The studios stocked this summer's release schedule with so-called star vehicles, including "Land of the Lost" with Will Ferrell, "Year One" featuring Jack Black, the comedy "Imagine That" with Eddie Murphy, and Denzel Washington and John Travolta in a remake of "The Taking of Pelham 123." But rather than igniting ticket sales, the star-studded movies have dramatically underperformed.
The brightest stars of the lucrative popcorn season--which typically accounts for about 40% of annual ticket sales--instead have turned out to be mostly movies with no-name actors--or no actors at all on screen.
So far, the summer's most profitable film has been Warner Bros.' surprise hit "The Hangover," a $35-million-budget R-rated comedy about a bachelor party in Las Vegas that boasts not a single household-name actor but has reached $183 million in U.S. ticket sales since its June 5 opening and is expected to exceed $200 million. Other summer hits like J.J. Abrams' "Star Trek" and Michael Bay's "Transformers: Revenge of the Fallen" showcase eye-popping visual effects along with up-and-coming talent.
And, the highest-grossing summer movie so far? Walt Disney's Co.'s "Up," the Pixar-animated movie starring the voice of . . . Ed Asner.
If any directors, producers, or financiers think otherwise, they're wrong. The evidence proves it.
The only problem with this analysis is that the phenomenon is nothing new. It's been going on for years, if not decades.

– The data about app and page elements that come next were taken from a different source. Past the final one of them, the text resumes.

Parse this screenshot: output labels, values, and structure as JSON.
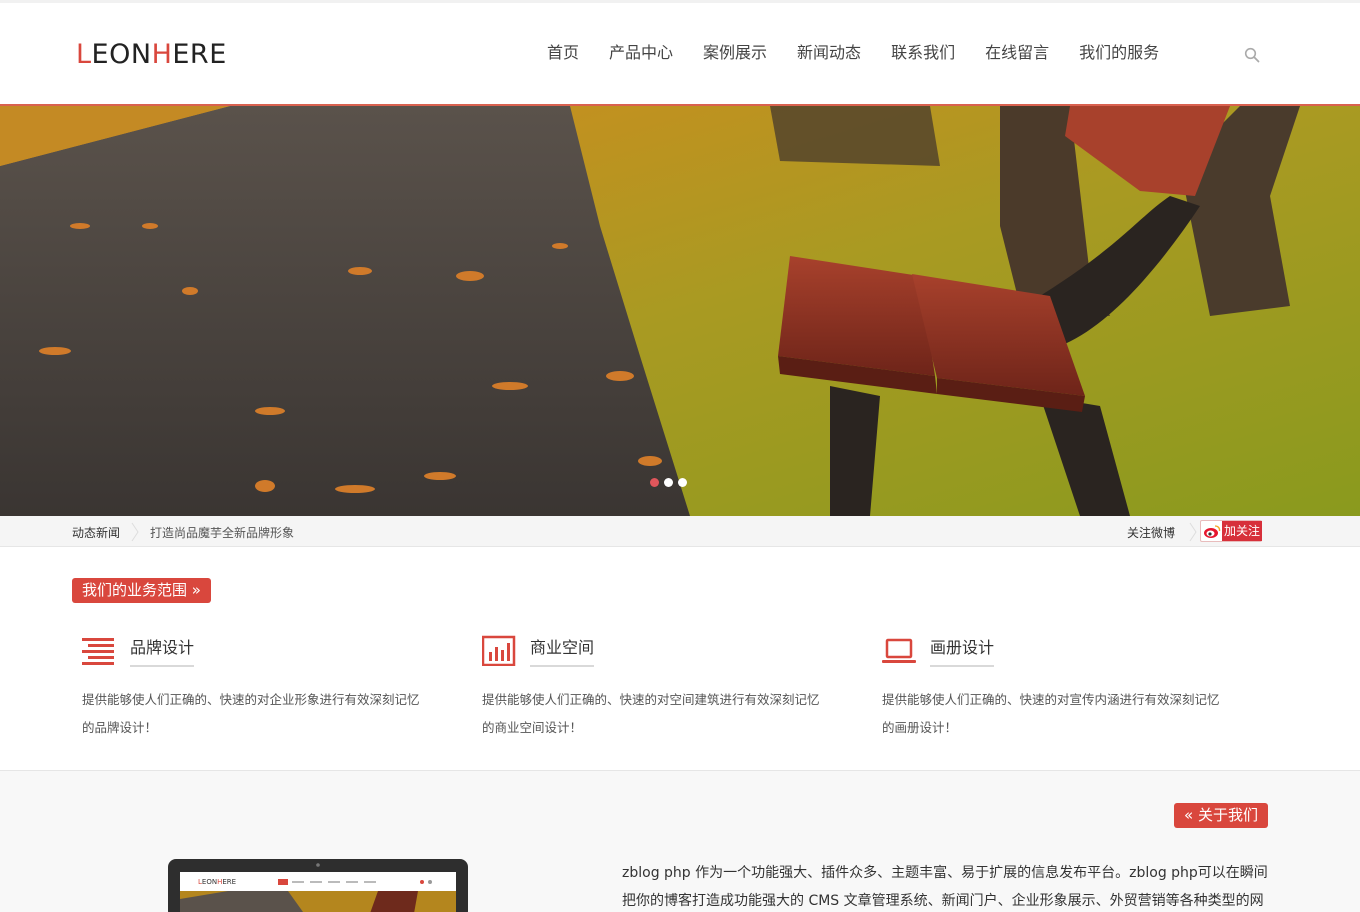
{
  "brand": {
    "logo_prefix_red": "L",
    "logo_middle": "EON",
    "logo_red": "H",
    "logo_suffix": "ERE",
    "accent_color": "#d9473d"
  },
  "nav": {
    "items": [
      "首页",
      "产品中心",
      "案例展示",
      "新闻动态",
      "联系我们",
      "在线留言",
      "我们的服务"
    ],
    "search_icon": "search-icon"
  },
  "banner": {
    "slides_count": 3,
    "active_slide": 1
  },
  "ticker": {
    "label": "动态新闻",
    "headline": "打造尚品魔芋全新品牌形象",
    "follow_label": "关注微博",
    "follow_button": "加关注"
  },
  "services": {
    "title": "我们的业务范围 »",
    "items": [
      {
        "name": "品牌设计",
        "icon": "list-lines-icon",
        "desc": "提供能够使人们正确的、快速的对企业形象进行有效深刻记忆的品牌设计！"
      },
      {
        "name": "商业空间",
        "icon": "bar-chart-icon",
        "desc": "提供能够使人们正确的、快速的对空间建筑进行有效深刻记忆的商业空间设计！"
      },
      {
        "name": "画册设计",
        "icon": "laptop-icon",
        "desc": "提供能够使人们正确的、快速的对宣传内涵进行有效深刻记忆的画册设计！"
      }
    ]
  },
  "about": {
    "button": "« 关于我们",
    "text": "zblog php 作为一个功能强大、插件众多、主题丰富、易于扩展的信息发布平台。zblog php可以在瞬间把你的博客打造成功能强大的 CMS 文章管理系统、新闻门户、企业形象展示、外贸营销等各种类型的网"
  }
}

For more on the subject, see Fallacy of the Big-Name Actor.